§ **Extracted data**:

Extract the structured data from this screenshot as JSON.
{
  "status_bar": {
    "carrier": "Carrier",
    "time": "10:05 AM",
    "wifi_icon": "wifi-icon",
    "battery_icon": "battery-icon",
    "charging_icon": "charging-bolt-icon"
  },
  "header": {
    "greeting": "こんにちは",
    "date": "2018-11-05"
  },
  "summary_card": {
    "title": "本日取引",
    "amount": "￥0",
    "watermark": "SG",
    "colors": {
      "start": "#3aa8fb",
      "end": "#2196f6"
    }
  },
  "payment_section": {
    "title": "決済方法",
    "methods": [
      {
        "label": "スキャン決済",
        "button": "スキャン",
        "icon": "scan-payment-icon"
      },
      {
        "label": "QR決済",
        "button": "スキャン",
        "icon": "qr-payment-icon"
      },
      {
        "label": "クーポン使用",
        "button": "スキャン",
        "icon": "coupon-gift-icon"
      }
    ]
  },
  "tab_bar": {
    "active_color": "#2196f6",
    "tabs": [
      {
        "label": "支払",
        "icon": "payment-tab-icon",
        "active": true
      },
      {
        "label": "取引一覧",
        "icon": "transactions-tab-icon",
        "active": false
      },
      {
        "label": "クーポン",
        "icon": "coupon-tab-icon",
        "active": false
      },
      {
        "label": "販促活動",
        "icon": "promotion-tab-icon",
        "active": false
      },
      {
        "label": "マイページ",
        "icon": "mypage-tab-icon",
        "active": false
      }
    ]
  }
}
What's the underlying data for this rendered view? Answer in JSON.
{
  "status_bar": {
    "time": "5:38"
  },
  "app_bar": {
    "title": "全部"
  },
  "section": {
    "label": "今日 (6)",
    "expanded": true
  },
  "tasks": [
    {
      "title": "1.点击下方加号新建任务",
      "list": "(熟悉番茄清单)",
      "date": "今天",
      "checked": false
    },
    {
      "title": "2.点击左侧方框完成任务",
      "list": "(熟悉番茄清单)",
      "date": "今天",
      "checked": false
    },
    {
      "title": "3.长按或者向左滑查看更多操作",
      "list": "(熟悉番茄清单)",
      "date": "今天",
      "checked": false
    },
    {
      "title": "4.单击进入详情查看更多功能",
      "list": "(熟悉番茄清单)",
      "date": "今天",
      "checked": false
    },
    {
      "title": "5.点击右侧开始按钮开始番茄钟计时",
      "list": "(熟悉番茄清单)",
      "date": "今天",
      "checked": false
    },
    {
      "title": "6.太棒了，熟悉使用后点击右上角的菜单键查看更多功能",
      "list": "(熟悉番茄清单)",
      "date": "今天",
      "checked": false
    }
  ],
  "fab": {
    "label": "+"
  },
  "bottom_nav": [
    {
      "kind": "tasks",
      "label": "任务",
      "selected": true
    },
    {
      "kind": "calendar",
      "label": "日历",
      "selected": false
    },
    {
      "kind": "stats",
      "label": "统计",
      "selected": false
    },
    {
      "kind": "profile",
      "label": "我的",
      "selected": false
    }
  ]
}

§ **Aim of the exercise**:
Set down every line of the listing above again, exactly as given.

§ **Answer section**:
Extract the structured data from this screenshot as JSON.
{
  "status_bar": {
    "carrier": "Carrier",
    "time": "10:05 AM",
    "wifi_icon": "wifi-icon",
    "battery_icon": "battery-icon",
    "charging_icon": "charging-bolt-icon"
  },
  "header": {
    "greeting": "こんにちは",
    "date": "2018-11-05"
  },
  "summary_card": {
    "title": "本日取引",
    "amount": "￥0",
    "watermark": "SG",
    "colors": {
      "start": "#3aa8fb",
      "end": "#2196f6"
    }
  },
  "payment_section": {
    "title": "決済方法",
    "methods": [
      {
        "label": "スキャン決済",
        "button": "スキャン",
        "icon": "scan-payment-icon"
      },
      {
        "label": "QR決済",
        "button": "スキャン",
        "icon": "qr-payment-icon"
      },
      {
        "label": "クーポン使用",
        "button": "スキャン",
        "icon": "coupon-gift-icon"
      }
    ]
  },
  "tab_bar": {
    "active_color": "#2196f6",
    "tabs": [
      {
        "label": "支払",
        "icon": "payment-tab-icon",
        "active": true
      },
      {
        "label": "取引一覧",
        "icon": "transactions-tab-icon",
        "active": false
      },
      {
        "label": "クーポン",
        "icon": "coupon-tab-icon",
        "active": false
      },
      {
        "label": "販促活動",
        "icon": "promotion-tab-icon",
        "active": false
      },
      {
        "label": "マイページ",
        "icon": "mypage-tab-icon",
        "active": false
      }
    ]
  }
}
What's the underlying data for this rendered view? Answer in JSON.
{
  "status_bar": {
    "time": "5:38"
  },
  "app_bar": {
    "title": "全部"
  },
  "section": {
    "label": "今日 (6)",
    "expanded": true
  },
  "tasks": [
    {
      "title": "1.点击下方加号新建任务",
      "list": "(熟悉番茄清单)",
      "date": "今天",
      "checked": false
    },
    {
      "title": "2.点击左侧方框完成任务",
      "list": "(熟悉番茄清单)",
      "date": "今天",
      "checked": false
    },
    {
      "title": "3.长按或者向左滑查看更多操作",
      "list": "(熟悉番茄清单)",
      "date": "今天",
      "checked": false
    },
    {
      "title": "4.单击进入详情查看更多功能",
      "list": "(熟悉番茄清单)",
      "date": "今天",
      "checked": false
    },
    {
      "title": "5.点击右侧开始按钮开始番茄钟计时",
      "list": "(熟悉番茄清单)",
      "date": "今天",
      "checked": false
    },
    {
      "title": "6.太棒了，熟悉使用后点击右上角的菜单键查看更多功能",
      "list": "(熟悉番茄清单)",
      "date": "今天",
      "checked": false
    }
  ],
  "fab": {
    "label": "+"
  },
  "bottom_nav": [
    {
      "kind": "tasks",
      "label": "任务",
      "selected": true
    },
    {
      "kind": "calendar",
      "label": "日历",
      "selected": false
    },
    {
      "kind": "stats",
      "label": "统计",
      "selected": false
    },
    {
      "kind": "profile",
      "label": "我的",
      "selected": false
    }
  ]
}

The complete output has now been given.